I've taken away several lessons from this year's experiments.  The summer's abundance or lack thereof has given me lots to ponder.  With each lovely tomato that we've eaten (there haven't been that many so we've savored each one) I've become more decided that my tomato growing days are over for this period of my life.  I have tried for 3 years now and though each year has proven more successful than the last I think overall I can find a much better use for my time elsewhere.  Because of the heat on our deck the tomatoes require more attention than normal.  I'd rather be sewing than doting on tomatoes.  Especially when I have such wonderful options from the farmer's market in terms of heritage varieties and the like.

Our peas were great this year although no english shelling peas next year.  Just the snap ones will do for our summer snacks.  I'd need double to triple the production I did this year with the shelling peas to make it worthy of my time. 

The rhubarb was very abundant this year and I got many harvests from the one plant.  Next year I plan to get some manure for it in spring just to give it that extra boost it may need.  And otherwise I plan on getting more flowers for the patio next year so that my eyes and the bees and butterflies can enjoy them.  Growing food is a wonderful pursuit and I think it may take more of a central role in our family in the future.  For the next few years though I'm going to put my efforts into other areas and take advantage of the myriad of organic/biodynamic options that are all around the city.

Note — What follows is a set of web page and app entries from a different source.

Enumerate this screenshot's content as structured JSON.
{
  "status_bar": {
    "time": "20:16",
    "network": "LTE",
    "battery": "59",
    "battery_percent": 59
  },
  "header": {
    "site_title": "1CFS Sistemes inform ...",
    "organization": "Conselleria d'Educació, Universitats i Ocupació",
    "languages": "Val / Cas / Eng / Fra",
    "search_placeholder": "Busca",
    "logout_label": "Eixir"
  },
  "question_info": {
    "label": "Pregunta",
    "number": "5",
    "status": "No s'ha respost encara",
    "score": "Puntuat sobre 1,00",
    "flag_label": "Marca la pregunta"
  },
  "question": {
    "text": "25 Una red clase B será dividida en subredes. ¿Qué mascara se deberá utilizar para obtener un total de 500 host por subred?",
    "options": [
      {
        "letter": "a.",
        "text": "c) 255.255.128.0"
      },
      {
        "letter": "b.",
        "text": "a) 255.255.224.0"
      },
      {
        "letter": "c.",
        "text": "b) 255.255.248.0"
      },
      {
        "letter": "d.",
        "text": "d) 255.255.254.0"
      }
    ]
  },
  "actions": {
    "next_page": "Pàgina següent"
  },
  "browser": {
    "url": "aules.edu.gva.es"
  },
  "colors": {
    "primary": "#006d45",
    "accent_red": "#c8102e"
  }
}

There is still lots of work left in terms of putting all the plants to sleep and cleaning up pots for overwintering.  Last fall I got lazy and left it all out in the rain for the winter...something that I regretted this spring since carrying drenched pots of old potting soil is not fun.  I will plan out some fall days to clean up the remaining pots and also plan to cover the front bed with leaves for extra mulch and to add to the Halloween display that is in my mind's eye.  As always I'm grateful for the lessons that growing and working with the soil impart.  I hope your garden has blessed you with lessons and abundance this year.